GREEN LIGHT: Plans for a £25 million hospital in Prudhoe for mentally ill young people won the backing of Tynedale councillors, with 190 new jobs set to be created.

CHEAP FIX: In celebration of its 35 years of service to the district, Tynedale Council charged residents just 35p for many of its services, such as swimming and tea at Wentworth Leisure Centre and Prudhoe Waterworld. Tynedale Council was to cease operating on March 31.

PETITION LAUNCHED: Kath and Steve Barret launched a petition to improve road safety measures outside Hexham’s QEHS after their son, Jake, was knocked down outside the school.

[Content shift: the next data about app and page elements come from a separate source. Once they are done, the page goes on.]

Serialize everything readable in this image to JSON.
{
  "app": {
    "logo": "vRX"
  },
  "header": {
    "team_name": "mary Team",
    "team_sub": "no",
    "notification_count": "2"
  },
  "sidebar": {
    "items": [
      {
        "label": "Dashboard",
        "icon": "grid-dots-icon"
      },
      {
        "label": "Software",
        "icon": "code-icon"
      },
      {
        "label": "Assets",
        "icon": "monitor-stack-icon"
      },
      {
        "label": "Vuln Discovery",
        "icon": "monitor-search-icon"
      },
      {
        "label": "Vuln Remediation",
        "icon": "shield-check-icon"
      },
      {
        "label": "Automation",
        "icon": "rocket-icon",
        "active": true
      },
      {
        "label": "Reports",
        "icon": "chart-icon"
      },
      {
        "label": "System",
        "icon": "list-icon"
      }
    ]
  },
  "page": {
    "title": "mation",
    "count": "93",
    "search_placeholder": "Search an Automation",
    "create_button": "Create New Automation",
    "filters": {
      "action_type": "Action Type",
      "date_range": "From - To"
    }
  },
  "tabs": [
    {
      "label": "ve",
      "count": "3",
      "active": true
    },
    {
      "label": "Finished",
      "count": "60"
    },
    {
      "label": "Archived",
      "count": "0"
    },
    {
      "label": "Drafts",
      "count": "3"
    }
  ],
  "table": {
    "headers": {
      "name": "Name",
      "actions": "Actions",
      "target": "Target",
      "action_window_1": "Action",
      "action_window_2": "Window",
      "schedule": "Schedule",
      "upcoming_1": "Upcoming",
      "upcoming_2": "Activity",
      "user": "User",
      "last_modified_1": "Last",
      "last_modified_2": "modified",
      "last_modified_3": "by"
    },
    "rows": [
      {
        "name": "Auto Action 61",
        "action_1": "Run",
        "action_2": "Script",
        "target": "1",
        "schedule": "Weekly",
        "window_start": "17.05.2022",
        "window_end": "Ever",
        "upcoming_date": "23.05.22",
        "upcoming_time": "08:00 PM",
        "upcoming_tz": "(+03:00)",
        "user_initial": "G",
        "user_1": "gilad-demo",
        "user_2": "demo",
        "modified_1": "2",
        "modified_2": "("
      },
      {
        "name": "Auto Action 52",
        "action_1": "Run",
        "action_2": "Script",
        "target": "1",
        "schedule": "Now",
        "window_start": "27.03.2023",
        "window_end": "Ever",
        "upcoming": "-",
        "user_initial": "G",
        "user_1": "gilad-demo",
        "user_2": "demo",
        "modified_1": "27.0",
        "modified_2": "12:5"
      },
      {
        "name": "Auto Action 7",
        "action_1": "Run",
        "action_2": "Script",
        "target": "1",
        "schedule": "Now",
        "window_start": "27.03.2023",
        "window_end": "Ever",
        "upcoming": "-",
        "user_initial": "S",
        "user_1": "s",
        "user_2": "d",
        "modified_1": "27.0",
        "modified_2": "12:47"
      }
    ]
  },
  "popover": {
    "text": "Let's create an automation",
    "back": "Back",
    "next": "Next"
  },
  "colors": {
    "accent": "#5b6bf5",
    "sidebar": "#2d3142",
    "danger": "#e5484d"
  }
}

BREWERY BONUS: Hexham’s Waitrose began stocking beers from Wylam Brewery, including Wylam Northern Kite and the award-winning Wylam Rocket.


TOP DOG: Matfen resident Anne Maughan’s dog was at home recovering from a week of media attention after winning “Best in Show” at Crufts. Buttons, a four-year-old Welsh Terrier, had been on both This Morning and Blue Peter.

BY GEORGE: A bright red neon sign at the George Hotel in Chollerford was proving to be an eyesore to local residents, with Humshaugh parish councillors saying it was so bright you couldn’t make out individual letters.

CUT ABOVE: Hairdressers Beverley Sanderson and Dawn Gray headed out to Germany to represent England in an international young hairdressers competition in Darmstadt.


SNOW TRAP: In blizzard conditions, roads to the north and south of Otterburn were blocked by more than 100 vehicles, including a service bus. Passengers were accommodated in two hotels, the village hall, and the homes of some villages.

SCHOOL BATTLE: The people of Great Whittington were fighting to save their seven-pupil infants’ school, threatened with closure because the county council didn’t want to replace its outgoing teacher.

DRINK UP: An experimental fitter from West Woodburn, Mr Clifford Hudson, invented an adjustable bottle opener for his wife, Norma.


CHURCH DEFILED: Three young people from Coanwood were charged with sacrilege after harvest festival money was stolen at East Coanwood Methodist Chapel.

HELD UP: A Chinese guest speaker, Miss Lai Po Kan, told Hexham Rotarians how she had waited two years for a bus making a 600 mile journey to Chungking.

SOMETHING FISHY: While the Tyne had its best salmon season since 1936, only one salmon was taken from the river in Corbridge in 1943.


TOMMIES’ TREAT: Red, white, and blue tablecloths were laid out for more than 100 discharged and demobilised soldiers, joined by their wives and girlfriends at Haydon Bridge.

CHILD MOLESTER: A Mickley miner was sentenced to six months hard labour for indecently assaulting a ten-year-old girl. The victim and a 12-year-old friend gave evidence in court.

HEXHAM GALA?: Miners’ officials were voting on whether to hold a gala at Hexham, the usual venues in Northumberland being Tynemouth or Morpeth.


CROSS IT: “Can football players be Christians?” asked a Courant correspondent – before deciding the answer was yes. During months of argument in the paper, players had been accused of being too exhausted to attend church on Sundays, of trying to disable opponents, and of making pubs their headquarters.

DOCTORING EVIDENCE: Servants at a doctor’s house in Hexham thought a thief who entered in the early hours, stole £3 in gold and helped himself to food, was the doctor himself being called out.

CRACKED IT: A Mickley footballer fractured his collarbone in a collision with another player – the first broken bone in the club’s history.

STIFF REFUSAL: Plans were afoot to make the workhouse master turn away dead bodies brought to him to await a coroner, effectively depriving the town of a mortuary.


TEETOTAL IRISH: The Rev. J. Cooke, Catholic priest of Hexham, congratulated the Irish portion of his flock on the becoming manner they had conducted themselves the previous year on St. Patrick’s Day, after they abstained from drinking. He trusted they would, on the upcoming St Patrick’s Day, “neither touch, taste, nor handle the intoxicating cup.”

WOMAN’S RIGHTS: A young woman was to visit the North to advocate the rights of women. A Courant correspondent wrote: “I trust she will visit Hexham, where she would doubtless be well received. Her assertion that woman are as capable as men would receive strong confirmation from the fact that Hexham could once boast of a female letter carrier.”